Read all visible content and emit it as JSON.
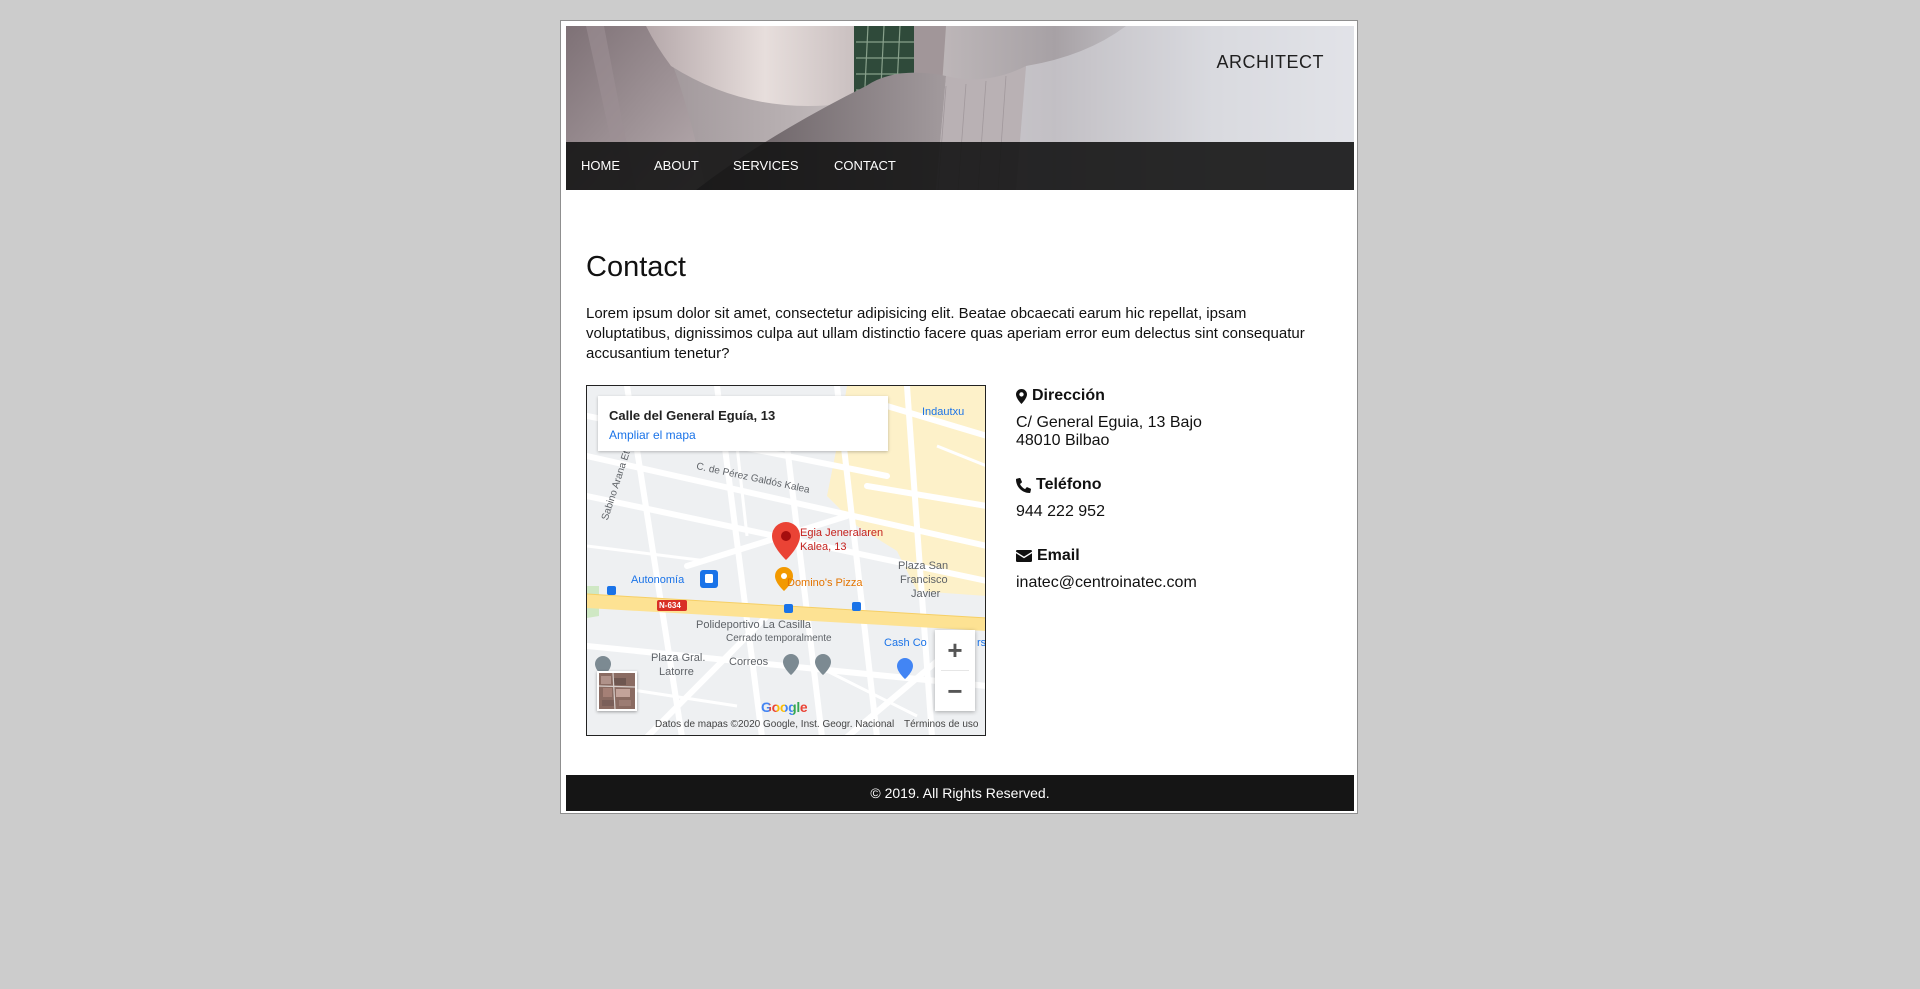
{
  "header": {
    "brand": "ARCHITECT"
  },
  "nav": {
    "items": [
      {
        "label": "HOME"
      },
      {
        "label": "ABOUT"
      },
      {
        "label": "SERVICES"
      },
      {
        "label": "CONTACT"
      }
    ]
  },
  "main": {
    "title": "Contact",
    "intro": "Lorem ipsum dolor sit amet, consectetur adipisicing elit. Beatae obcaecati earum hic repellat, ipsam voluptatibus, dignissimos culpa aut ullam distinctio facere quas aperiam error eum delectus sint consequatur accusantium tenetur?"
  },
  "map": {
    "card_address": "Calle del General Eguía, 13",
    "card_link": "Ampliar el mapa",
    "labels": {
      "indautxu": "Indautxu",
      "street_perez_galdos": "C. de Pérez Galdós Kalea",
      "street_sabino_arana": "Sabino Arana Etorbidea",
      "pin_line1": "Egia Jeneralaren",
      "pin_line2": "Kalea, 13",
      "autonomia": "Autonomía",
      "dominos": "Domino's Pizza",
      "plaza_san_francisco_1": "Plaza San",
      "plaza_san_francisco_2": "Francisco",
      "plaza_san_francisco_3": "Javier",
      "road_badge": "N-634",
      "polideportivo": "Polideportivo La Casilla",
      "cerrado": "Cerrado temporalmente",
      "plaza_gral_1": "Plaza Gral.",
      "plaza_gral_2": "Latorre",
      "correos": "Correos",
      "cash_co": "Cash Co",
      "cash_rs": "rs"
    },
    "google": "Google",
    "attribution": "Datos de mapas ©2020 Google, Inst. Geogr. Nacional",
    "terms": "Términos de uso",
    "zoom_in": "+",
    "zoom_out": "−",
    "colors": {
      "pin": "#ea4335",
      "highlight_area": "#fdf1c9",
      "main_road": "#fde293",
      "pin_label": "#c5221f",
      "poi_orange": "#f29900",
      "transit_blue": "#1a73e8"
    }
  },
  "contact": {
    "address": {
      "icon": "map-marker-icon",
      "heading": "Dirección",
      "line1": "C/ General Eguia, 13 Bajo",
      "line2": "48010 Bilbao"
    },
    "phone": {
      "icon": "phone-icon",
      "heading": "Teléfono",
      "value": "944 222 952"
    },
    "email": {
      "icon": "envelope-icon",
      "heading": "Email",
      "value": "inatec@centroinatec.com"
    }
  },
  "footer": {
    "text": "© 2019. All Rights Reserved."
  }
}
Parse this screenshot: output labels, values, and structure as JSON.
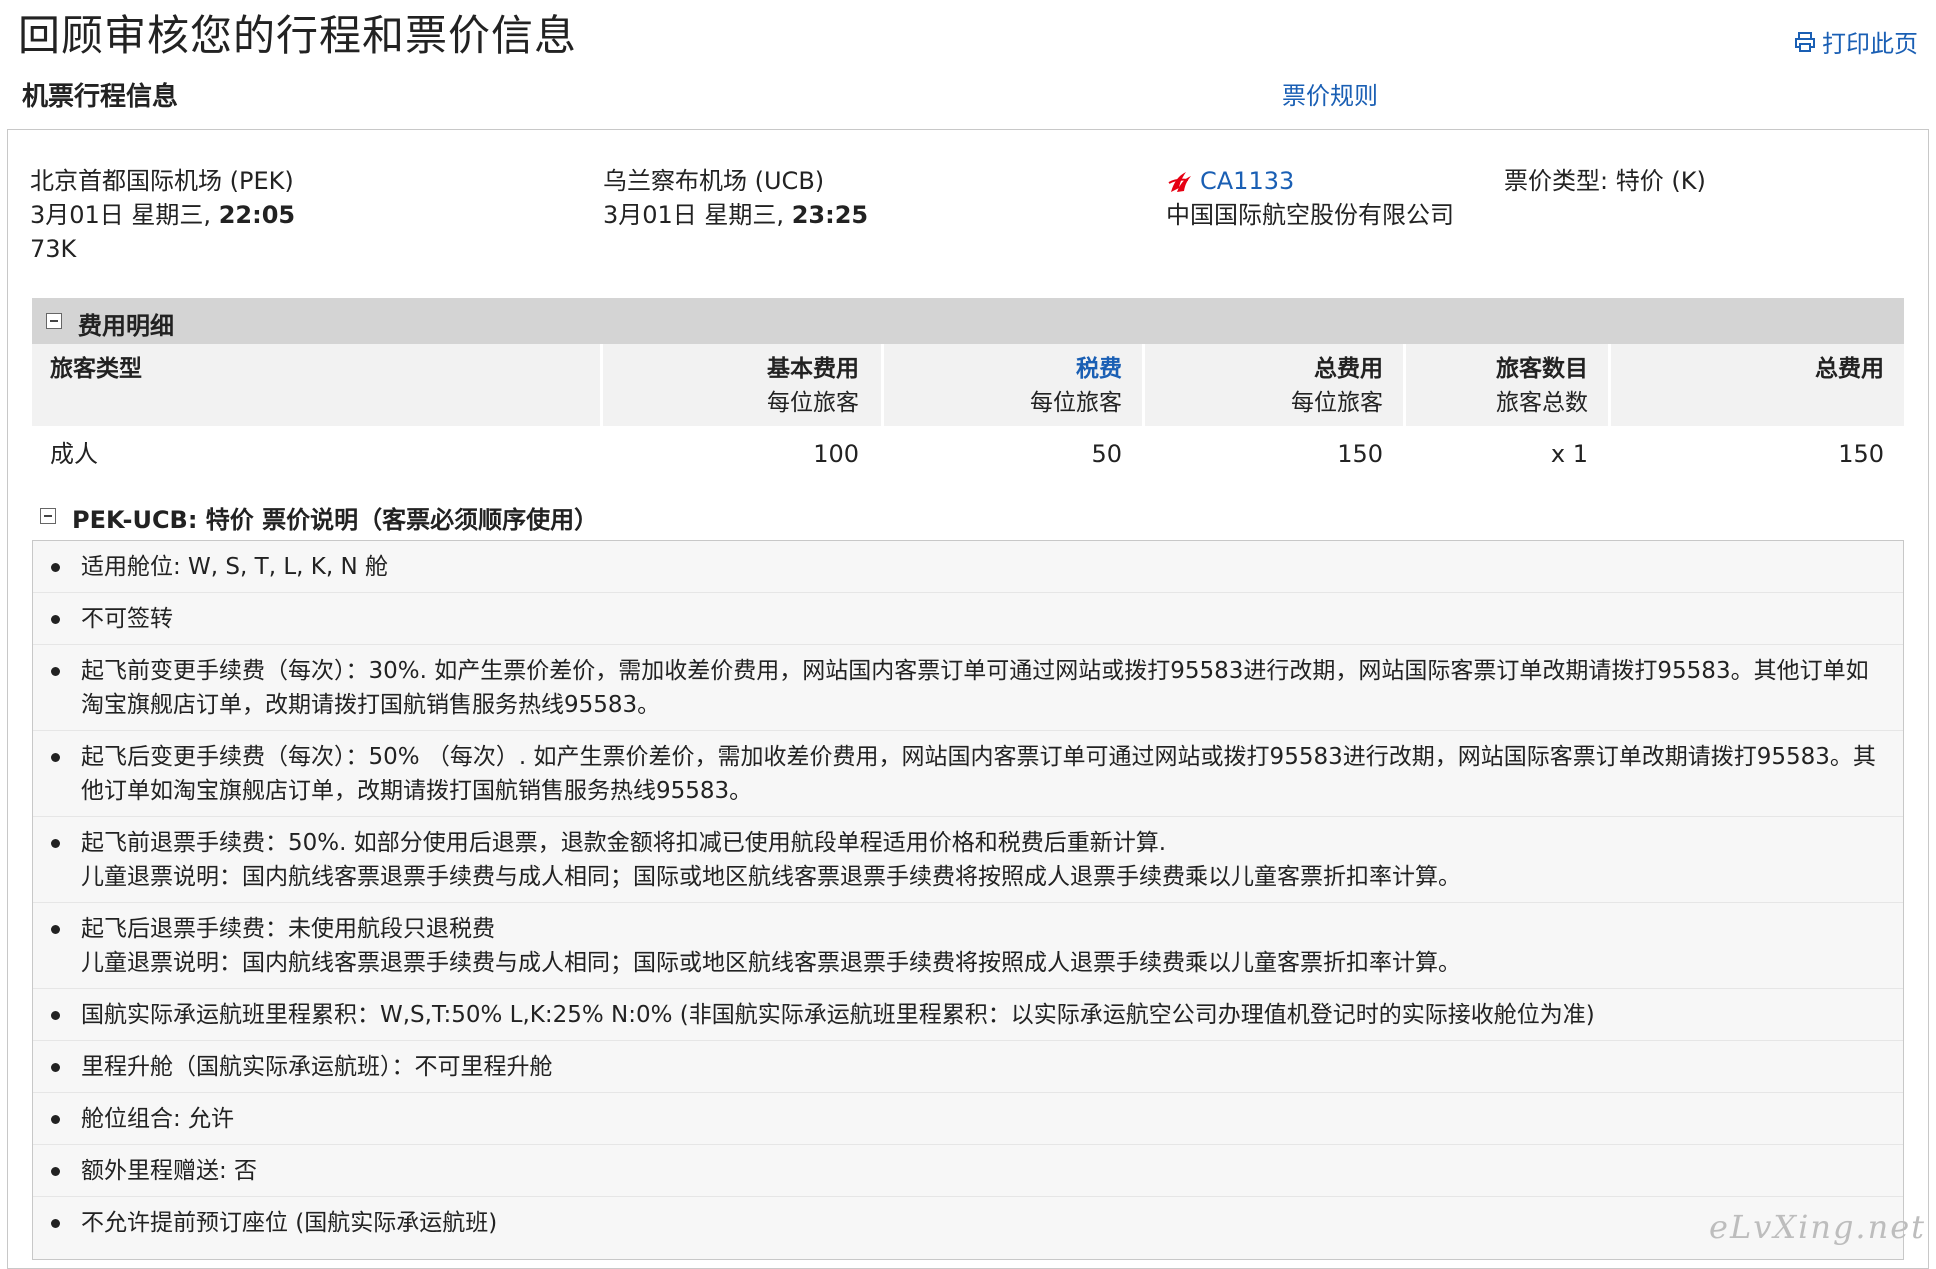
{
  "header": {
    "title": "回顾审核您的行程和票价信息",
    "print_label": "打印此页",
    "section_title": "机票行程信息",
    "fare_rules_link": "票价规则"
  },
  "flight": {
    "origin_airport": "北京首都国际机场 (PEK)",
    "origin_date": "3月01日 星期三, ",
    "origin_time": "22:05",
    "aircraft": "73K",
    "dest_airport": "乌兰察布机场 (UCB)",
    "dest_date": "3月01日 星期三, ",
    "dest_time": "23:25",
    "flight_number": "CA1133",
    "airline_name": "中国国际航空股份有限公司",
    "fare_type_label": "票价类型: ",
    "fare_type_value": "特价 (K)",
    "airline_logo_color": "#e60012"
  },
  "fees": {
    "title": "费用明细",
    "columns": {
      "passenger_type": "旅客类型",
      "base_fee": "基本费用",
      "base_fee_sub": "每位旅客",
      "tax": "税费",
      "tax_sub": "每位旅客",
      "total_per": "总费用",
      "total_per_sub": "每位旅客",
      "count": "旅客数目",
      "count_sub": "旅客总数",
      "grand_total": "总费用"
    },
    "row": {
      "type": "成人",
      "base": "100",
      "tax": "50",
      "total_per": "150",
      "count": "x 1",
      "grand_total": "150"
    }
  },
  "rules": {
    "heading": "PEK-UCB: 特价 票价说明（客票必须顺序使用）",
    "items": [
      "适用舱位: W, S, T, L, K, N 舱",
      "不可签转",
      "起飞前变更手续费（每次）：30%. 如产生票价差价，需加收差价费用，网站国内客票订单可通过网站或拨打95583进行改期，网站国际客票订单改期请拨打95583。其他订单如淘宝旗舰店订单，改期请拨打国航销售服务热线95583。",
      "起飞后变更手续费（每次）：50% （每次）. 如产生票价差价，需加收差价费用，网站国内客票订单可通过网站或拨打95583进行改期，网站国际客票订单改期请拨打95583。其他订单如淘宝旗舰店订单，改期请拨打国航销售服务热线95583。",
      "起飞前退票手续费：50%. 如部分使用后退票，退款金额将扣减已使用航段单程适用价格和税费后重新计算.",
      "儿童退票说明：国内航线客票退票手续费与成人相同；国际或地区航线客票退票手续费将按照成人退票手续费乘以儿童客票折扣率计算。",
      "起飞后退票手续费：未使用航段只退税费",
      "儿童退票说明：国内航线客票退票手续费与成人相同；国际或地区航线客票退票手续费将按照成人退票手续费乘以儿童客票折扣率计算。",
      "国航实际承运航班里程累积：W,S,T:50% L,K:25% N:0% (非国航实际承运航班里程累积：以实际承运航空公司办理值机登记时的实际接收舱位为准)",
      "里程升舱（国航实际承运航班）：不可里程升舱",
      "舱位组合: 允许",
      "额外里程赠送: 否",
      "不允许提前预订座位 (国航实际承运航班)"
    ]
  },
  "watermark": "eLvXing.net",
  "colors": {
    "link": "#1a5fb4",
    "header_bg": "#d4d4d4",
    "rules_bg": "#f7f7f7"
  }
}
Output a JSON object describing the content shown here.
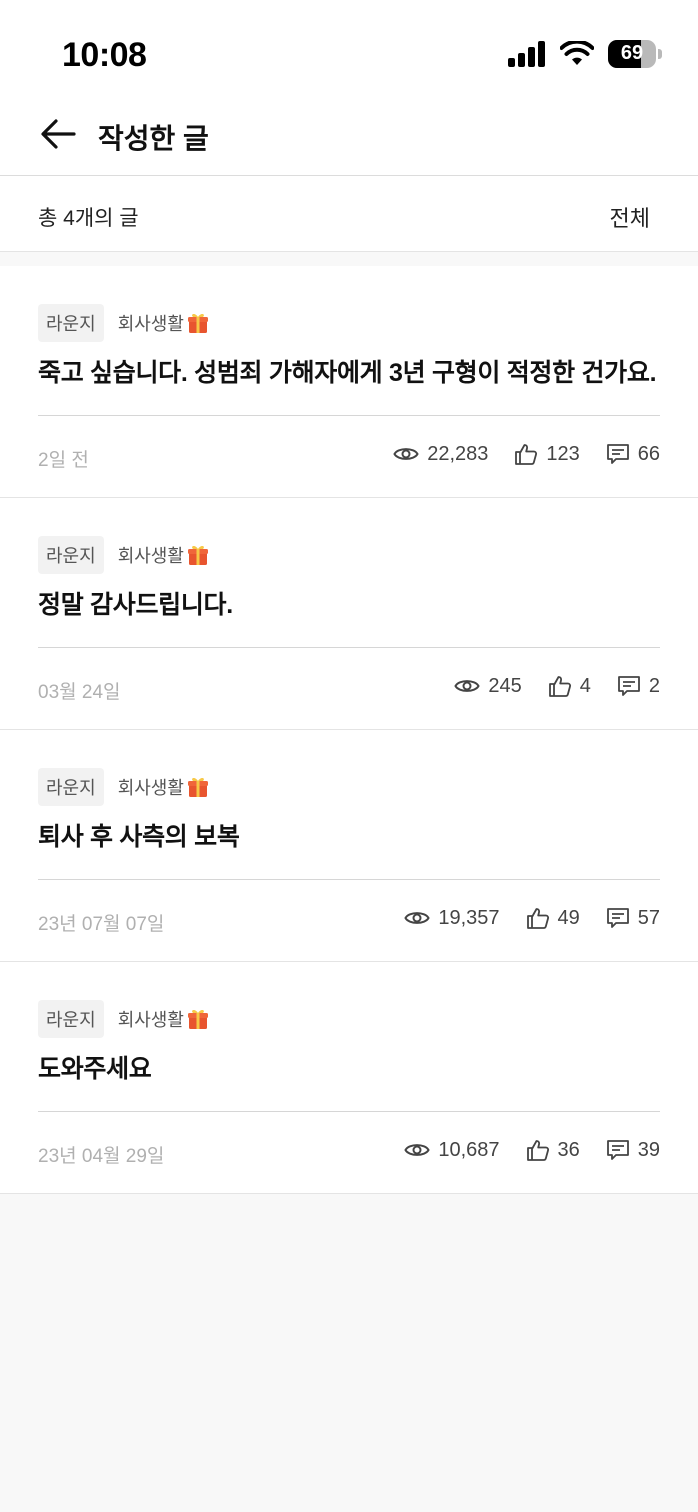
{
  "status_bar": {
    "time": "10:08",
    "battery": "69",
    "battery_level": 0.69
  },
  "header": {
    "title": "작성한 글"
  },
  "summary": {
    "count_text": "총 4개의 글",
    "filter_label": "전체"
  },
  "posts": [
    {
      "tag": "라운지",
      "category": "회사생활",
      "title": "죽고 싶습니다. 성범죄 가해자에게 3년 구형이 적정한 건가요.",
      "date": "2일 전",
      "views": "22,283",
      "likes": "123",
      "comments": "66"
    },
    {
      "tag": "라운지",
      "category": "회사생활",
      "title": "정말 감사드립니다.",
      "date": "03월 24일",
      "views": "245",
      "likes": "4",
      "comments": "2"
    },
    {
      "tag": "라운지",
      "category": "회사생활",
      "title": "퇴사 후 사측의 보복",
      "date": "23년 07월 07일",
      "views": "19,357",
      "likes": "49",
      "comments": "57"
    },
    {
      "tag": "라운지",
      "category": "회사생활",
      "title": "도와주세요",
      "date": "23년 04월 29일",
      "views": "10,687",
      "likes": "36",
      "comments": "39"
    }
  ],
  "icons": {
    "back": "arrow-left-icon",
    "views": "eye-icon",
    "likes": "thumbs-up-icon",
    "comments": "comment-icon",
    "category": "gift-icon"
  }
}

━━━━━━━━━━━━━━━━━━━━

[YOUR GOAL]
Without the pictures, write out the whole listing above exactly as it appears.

[YOUR SOLUTION]
Read all visible content and emit it as JSON.
{
  "header": {
    "brand": "ARCHITECT"
  },
  "nav": {
    "items": [
      {
        "label": "HOME"
      },
      {
        "label": "ABOUT"
      },
      {
        "label": "SERVICES"
      },
      {
        "label": "CONTACT"
      }
    ]
  },
  "main": {
    "title": "Contact",
    "intro": "Lorem ipsum dolor sit amet, consectetur adipisicing elit. Beatae obcaecati earum hic repellat, ipsam voluptatibus, dignissimos culpa aut ullam distinctio facere quas aperiam error eum delectus sint consequatur accusantium tenetur?"
  },
  "map": {
    "card_address": "Calle del General Eguía, 13",
    "card_link": "Ampliar el mapa",
    "labels": {
      "indautxu": "Indautxu",
      "street_perez_galdos": "C. de Pérez Galdós Kalea",
      "street_sabino_arana": "Sabino Arana Etorbidea",
      "pin_line1": "Egia Jeneralaren",
      "pin_line2": "Kalea, 13",
      "autonomia": "Autonomía",
      "dominos": "Domino's Pizza",
      "plaza_san_francisco_1": "Plaza San",
      "plaza_san_francisco_2": "Francisco",
      "plaza_san_francisco_3": "Javier",
      "road_badge": "N-634",
      "polideportivo": "Polideportivo La Casilla",
      "cerrado": "Cerrado temporalmente",
      "plaza_gral_1": "Plaza Gral.",
      "plaza_gral_2": "Latorre",
      "correos": "Correos",
      "cash_co": "Cash Co",
      "cash_rs": "rs"
    },
    "google": "Google",
    "attribution": "Datos de mapas ©2020 Google, Inst. Geogr. Nacional",
    "terms": "Términos de uso",
    "zoom_in": "+",
    "zoom_out": "−",
    "colors": {
      "pin": "#ea4335",
      "highlight_area": "#fdf1c9",
      "main_road": "#fde293",
      "pin_label": "#c5221f",
      "poi_orange": "#f29900",
      "transit_blue": "#1a73e8"
    }
  },
  "contact": {
    "address": {
      "icon": "map-marker-icon",
      "heading": "Dirección",
      "line1": "C/ General Eguia, 13 Bajo",
      "line2": "48010 Bilbao"
    },
    "phone": {
      "icon": "phone-icon",
      "heading": "Teléfono",
      "value": "944 222 952"
    },
    "email": {
      "icon": "envelope-icon",
      "heading": "Email",
      "value": "inatec@centroinatec.com"
    }
  },
  "footer": {
    "text": "© 2019. All Rights Reserved."
  }
}
Parse this screenshot: output labels, values, and structure as JSON.
{
  "header": {
    "title": "回顾审核您的行程和票价信息",
    "print_label": "打印此页",
    "section_title": "机票行程信息",
    "fare_rules_link": "票价规则"
  },
  "flight": {
    "origin_airport": "北京首都国际机场 (PEK)",
    "origin_date": "3月01日 星期三, ",
    "origin_time": "22:05",
    "aircraft": "73K",
    "dest_airport": "乌兰察布机场 (UCB)",
    "dest_date": "3月01日 星期三, ",
    "dest_time": "23:25",
    "flight_number": "CA1133",
    "airline_name": "中国国际航空股份有限公司",
    "fare_type_label": "票价类型: ",
    "fare_type_value": "特价 (K)",
    "airline_logo_color": "#e60012"
  },
  "fees": {
    "title": "费用明细",
    "columns": {
      "passenger_type": "旅客类型",
      "base_fee": "基本费用",
      "base_fee_sub": "每位旅客",
      "tax": "税费",
      "tax_sub": "每位旅客",
      "total_per": "总费用",
      "total_per_sub": "每位旅客",
      "count": "旅客数目",
      "count_sub": "旅客总数",
      "grand_total": "总费用"
    },
    "row": {
      "type": "成人",
      "base": "100",
      "tax": "50",
      "total_per": "150",
      "count": "x 1",
      "grand_total": "150"
    }
  },
  "rules": {
    "heading": "PEK-UCB: 特价 票价说明（客票必须顺序使用）",
    "items": [
      "适用舱位: W, S, T, L, K, N 舱",
      "不可签转",
      "起飞前变更手续费（每次）：30%. 如产生票价差价，需加收差价费用，网站国内客票订单可通过网站或拨打95583进行改期，网站国际客票订单改期请拨打95583。其他订单如淘宝旗舰店订单，改期请拨打国航销售服务热线95583。",
      "起飞后变更手续费（每次）：50% （每次）. 如产生票价差价，需加收差价费用，网站国内客票订单可通过网站或拨打95583进行改期，网站国际客票订单改期请拨打95583。其他订单如淘宝旗舰店订单，改期请拨打国航销售服务热线95583。",
      "起飞前退票手续费：50%. 如部分使用后退票，退款金额将扣减已使用航段单程适用价格和税费后重新计算.",
      "儿童退票说明：国内航线客票退票手续费与成人相同；国际或地区航线客票退票手续费将按照成人退票手续费乘以儿童客票折扣率计算。",
      "起飞后退票手续费：未使用航段只退税费",
      "儿童退票说明：国内航线客票退票手续费与成人相同；国际或地区航线客票退票手续费将按照成人退票手续费乘以儿童客票折扣率计算。",
      "国航实际承运航班里程累积：W,S,T:50% L,K:25% N:0% (非国航实际承运航班里程累积：以实际承运航空公司办理值机登记时的实际接收舱位为准)",
      "里程升舱（国航实际承运航班）：不可里程升舱",
      "舱位组合: 允许",
      "额外里程赠送: 否",
      "不允许提前预订座位 (国航实际承运航班)"
    ]
  },
  "watermark": "eLvXing.net",
  "colors": {
    "link": "#1a5fb4",
    "header_bg": "#d4d4d4",
    "rules_bg": "#f7f7f7"
  }
}
Output a JSON object describing the content shown here.
{
  "status_bar": {
    "time": "10:08",
    "battery": "69",
    "battery_level": 0.69
  },
  "header": {
    "title": "작성한 글"
  },
  "summary": {
    "count_text": "총 4개의 글",
    "filter_label": "전체"
  },
  "posts": [
    {
      "tag": "라운지",
      "category": "회사생활",
      "title": "죽고 싶습니다. 성범죄 가해자에게 3년 구형이 적정한 건가요.",
      "date": "2일 전",
      "views": "22,283",
      "likes": "123",
      "comments": "66"
    },
    {
      "tag": "라운지",
      "category": "회사생활",
      "title": "정말 감사드립니다.",
      "date": "03월 24일",
      "views": "245",
      "likes": "4",
      "comments": "2"
    },
    {
      "tag": "라운지",
      "category": "회사생활",
      "title": "퇴사 후 사측의 보복",
      "date": "23년 07월 07일",
      "views": "19,357",
      "likes": "49",
      "comments": "57"
    },
    {
      "tag": "라운지",
      "category": "회사생활",
      "title": "도와주세요",
      "date": "23년 04월 29일",
      "views": "10,687",
      "likes": "36",
      "comments": "39"
    }
  ],
  "icons": {
    "back": "arrow-left-icon",
    "views": "eye-icon",
    "likes": "thumbs-up-icon",
    "comments": "comment-icon",
    "category": "gift-icon"
  }
}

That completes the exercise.